MATERIAL SHOWN: Begin

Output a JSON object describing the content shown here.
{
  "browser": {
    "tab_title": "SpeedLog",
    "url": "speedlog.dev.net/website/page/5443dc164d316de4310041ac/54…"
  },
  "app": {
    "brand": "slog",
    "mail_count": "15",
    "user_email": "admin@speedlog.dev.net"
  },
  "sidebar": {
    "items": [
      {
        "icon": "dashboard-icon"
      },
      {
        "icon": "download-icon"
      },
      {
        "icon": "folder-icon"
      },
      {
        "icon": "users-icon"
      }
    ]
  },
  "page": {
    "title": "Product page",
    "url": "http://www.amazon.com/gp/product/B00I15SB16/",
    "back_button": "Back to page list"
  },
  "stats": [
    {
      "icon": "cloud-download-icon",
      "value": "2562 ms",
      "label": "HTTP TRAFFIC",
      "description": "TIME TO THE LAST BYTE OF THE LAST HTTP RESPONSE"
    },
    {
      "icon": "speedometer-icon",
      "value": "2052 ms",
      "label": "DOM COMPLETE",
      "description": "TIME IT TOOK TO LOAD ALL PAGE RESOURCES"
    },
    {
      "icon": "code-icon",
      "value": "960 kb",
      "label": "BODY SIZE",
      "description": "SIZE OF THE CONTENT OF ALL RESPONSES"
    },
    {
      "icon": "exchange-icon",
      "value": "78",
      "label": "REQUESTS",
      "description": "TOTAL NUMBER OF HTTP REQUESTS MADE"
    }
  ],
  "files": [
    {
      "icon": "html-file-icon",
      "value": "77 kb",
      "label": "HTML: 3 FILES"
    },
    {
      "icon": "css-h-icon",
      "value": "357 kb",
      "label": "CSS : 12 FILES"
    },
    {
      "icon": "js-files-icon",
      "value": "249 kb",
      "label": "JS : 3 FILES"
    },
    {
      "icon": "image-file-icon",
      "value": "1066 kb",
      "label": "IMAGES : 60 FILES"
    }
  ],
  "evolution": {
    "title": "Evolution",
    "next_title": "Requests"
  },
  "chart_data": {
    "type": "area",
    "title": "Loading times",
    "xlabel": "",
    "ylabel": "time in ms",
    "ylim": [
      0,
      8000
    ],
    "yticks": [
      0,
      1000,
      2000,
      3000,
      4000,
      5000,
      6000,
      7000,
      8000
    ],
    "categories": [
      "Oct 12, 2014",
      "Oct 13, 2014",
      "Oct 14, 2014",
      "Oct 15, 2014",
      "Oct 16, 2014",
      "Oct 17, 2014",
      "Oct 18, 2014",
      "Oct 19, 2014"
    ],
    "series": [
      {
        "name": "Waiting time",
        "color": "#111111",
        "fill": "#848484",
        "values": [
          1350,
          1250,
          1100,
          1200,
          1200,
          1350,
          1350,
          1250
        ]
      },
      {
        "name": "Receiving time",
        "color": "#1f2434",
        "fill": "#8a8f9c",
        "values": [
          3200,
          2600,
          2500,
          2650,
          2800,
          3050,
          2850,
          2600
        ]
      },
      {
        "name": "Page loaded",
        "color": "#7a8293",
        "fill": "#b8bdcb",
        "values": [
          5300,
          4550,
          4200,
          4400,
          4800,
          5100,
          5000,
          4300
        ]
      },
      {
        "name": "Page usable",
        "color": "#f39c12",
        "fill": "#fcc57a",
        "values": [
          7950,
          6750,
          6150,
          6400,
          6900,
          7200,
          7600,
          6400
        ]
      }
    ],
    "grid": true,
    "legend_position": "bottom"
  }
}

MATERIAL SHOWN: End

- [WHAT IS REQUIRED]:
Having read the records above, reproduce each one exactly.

- [ANSWER AREA]:
Output a JSON object describing the content shown here.
{
  "browser": {
    "tab_title": "SpeedLog",
    "url": "speedlog.dev.net/website/page/5443dc164d316de4310041ac/54…"
  },
  "app": {
    "brand": "slog",
    "mail_count": "15",
    "user_email": "admin@speedlog.dev.net"
  },
  "sidebar": {
    "items": [
      {
        "icon": "dashboard-icon"
      },
      {
        "icon": "download-icon"
      },
      {
        "icon": "folder-icon"
      },
      {
        "icon": "users-icon"
      }
    ]
  },
  "page": {
    "title": "Product page",
    "url": "http://www.amazon.com/gp/product/B00I15SB16/",
    "back_button": "Back to page list"
  },
  "stats": [
    {
      "icon": "cloud-download-icon",
      "value": "2562 ms",
      "label": "HTTP TRAFFIC",
      "description": "TIME TO THE LAST BYTE OF THE LAST HTTP RESPONSE"
    },
    {
      "icon": "speedometer-icon",
      "value": "2052 ms",
      "label": "DOM COMPLETE",
      "description": "TIME IT TOOK TO LOAD ALL PAGE RESOURCES"
    },
    {
      "icon": "code-icon",
      "value": "960 kb",
      "label": "BODY SIZE",
      "description": "SIZE OF THE CONTENT OF ALL RESPONSES"
    },
    {
      "icon": "exchange-icon",
      "value": "78",
      "label": "REQUESTS",
      "description": "TOTAL NUMBER OF HTTP REQUESTS MADE"
    }
  ],
  "files": [
    {
      "icon": "html-file-icon",
      "value": "77 kb",
      "label": "HTML: 3 FILES"
    },
    {
      "icon": "css-h-icon",
      "value": "357 kb",
      "label": "CSS : 12 FILES"
    },
    {
      "icon": "js-files-icon",
      "value": "249 kb",
      "label": "JS : 3 FILES"
    },
    {
      "icon": "image-file-icon",
      "value": "1066 kb",
      "label": "IMAGES : 60 FILES"
    }
  ],
  "evolution": {
    "title": "Evolution",
    "next_title": "Requests"
  },
  "chart_data": {
    "type": "area",
    "title": "Loading times",
    "xlabel": "",
    "ylabel": "time in ms",
    "ylim": [
      0,
      8000
    ],
    "yticks": [
      0,
      1000,
      2000,
      3000,
      4000,
      5000,
      6000,
      7000,
      8000
    ],
    "categories": [
      "Oct 12, 2014",
      "Oct 13, 2014",
      "Oct 14, 2014",
      "Oct 15, 2014",
      "Oct 16, 2014",
      "Oct 17, 2014",
      "Oct 18, 2014",
      "Oct 19, 2014"
    ],
    "series": [
      {
        "name": "Waiting time",
        "color": "#111111",
        "fill": "#848484",
        "values": [
          1350,
          1250,
          1100,
          1200,
          1200,
          1350,
          1350,
          1250
        ]
      },
      {
        "name": "Receiving time",
        "color": "#1f2434",
        "fill": "#8a8f9c",
        "values": [
          3200,
          2600,
          2500,
          2650,
          2800,
          3050,
          2850,
          2600
        ]
      },
      {
        "name": "Page loaded",
        "color": "#7a8293",
        "fill": "#b8bdcb",
        "values": [
          5300,
          4550,
          4200,
          4400,
          4800,
          5100,
          5000,
          4300
        ]
      },
      {
        "name": "Page usable",
        "color": "#f39c12",
        "fill": "#fcc57a",
        "values": [
          7950,
          6750,
          6150,
          6400,
          6900,
          7200,
          7600,
          6400
        ]
      }
    ],
    "grid": true,
    "legend_position": "bottom"
  }
}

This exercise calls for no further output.